- Work with creators from the inception phase of your idea so they can contribute from the beginning. This will help them more seamlessly integrate your brand into their content.
2. People want brands to showcase the good they’re doing
We’ve seen a 20% YoY increase in search interest for “sustainability” in the UAE, Saudi Arabia and Egypt8, with video views around this topic also growing.9 During Ramadan last year, the number of ads featuring an element of social responsibility also rose.10 Saudi Telecom Company’s (STC) ad — that features a futuristic look at how technology might work in harmony with our world — achieved nearly ten million views.
Two other major positive trends that we saw emerge in some markets during Ramadan last year centred around social causes and giving. This was evidenced by a 100% increase in search interest for “donations” and “charitable giving” in KSA during the holy month versus other months, for example.11
This Smiles UAE ad — that encouraged people to donate meals during Ramadan — saw over 2.5 million views. And this GMC ad — featuring Dubai-based humanitarian Ahmed Ali running two marathons in two days to encourage ‘room for kindness’ — achieved nearly 1 million views.
Key takeaways for marketers:
- Showing consumers how they can practically solve problems through sustainability is more important than ever. A 2020 survey revealed that 82% of consumers say sustainability is more top-of-mind now than before COVID-19.12
- Weave positive sustainability stories into your creative by featuring it as an existing, main element of your business rather than an add-on. If your focus is on innovation, for example, you could showcase how the future might look, or reveal practical solutions you’re already working on.

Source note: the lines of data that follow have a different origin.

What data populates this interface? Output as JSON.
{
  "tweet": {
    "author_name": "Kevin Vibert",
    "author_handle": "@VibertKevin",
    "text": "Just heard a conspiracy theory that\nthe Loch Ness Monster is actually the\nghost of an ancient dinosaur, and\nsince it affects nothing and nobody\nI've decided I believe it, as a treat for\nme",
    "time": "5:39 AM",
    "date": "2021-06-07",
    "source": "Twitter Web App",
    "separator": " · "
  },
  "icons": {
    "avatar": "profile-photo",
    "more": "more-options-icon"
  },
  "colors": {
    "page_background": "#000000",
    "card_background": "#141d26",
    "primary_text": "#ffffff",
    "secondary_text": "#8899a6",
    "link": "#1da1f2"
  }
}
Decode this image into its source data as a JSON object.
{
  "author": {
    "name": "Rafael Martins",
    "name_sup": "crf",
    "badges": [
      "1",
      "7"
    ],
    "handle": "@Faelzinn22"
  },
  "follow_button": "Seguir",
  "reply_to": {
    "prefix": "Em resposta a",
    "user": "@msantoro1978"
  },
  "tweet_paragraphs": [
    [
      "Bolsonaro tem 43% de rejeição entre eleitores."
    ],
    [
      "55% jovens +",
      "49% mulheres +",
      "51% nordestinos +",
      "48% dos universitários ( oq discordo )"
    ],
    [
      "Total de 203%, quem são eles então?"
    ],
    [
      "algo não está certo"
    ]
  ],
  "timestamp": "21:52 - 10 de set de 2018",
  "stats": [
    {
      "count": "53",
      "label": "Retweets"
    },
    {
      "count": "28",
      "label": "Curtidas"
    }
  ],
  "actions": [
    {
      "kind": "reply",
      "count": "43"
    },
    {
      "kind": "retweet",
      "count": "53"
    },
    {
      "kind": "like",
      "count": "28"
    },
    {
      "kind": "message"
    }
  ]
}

- No matter what type of creative you plan on sharing, emphasise the positive impact your brand is making in ways that are transparent and measurable to the consumer.
3. Audiences love a great story — with a side of nostalgia
Well-structured narratives are important to audiences in MENA. In fact a third of all top-watched ads in the UAE, Saudi Arabia and Egypt were built on great storytelling last year. Warm, fuzzy videos that took people on a sentimental trip down memory lane were particularly popular.13
This theatrical three-and-a-half-minute long Vodafone Egypt ad channels nostalgia beautifully, racking up an impressive 61 million views. It stars well-known Egyptian actress, singer and dancer Sherihan, who shares her life story through song and dance.
When it comes to video length during the holy month there’s no one-size-fits-all approach. Short formats work well, but people are also willing to consume lengthier content. About 63% of all Ramadan ads last year were longer than one minute.14 This three-and-a-half-minute Tata Motors ad, for example — that tells the tale of two different segments of society unexpectedly coming together — saw nearly 43 million views.
Key takeaways for marketers:
- The pace at which stories are told in ads varies from market to market. KSA and Egypt prefer upbeat and fast ads, while the UAE is split between fast and upbeat, and slow and relaxed.15
- A multi-format strategy on video length will help you achieve a higher brand share of voice and increased watch time.
- The ABCDs of effective creative on YouTube showcase the basic principles of making effective video ads. They cover everything from creative risks to look and feel, and getting inventive with calls to action (CTA). Ads that follow the ABCDs have been shown to yield a 30% lift in short-term sales likelihood.16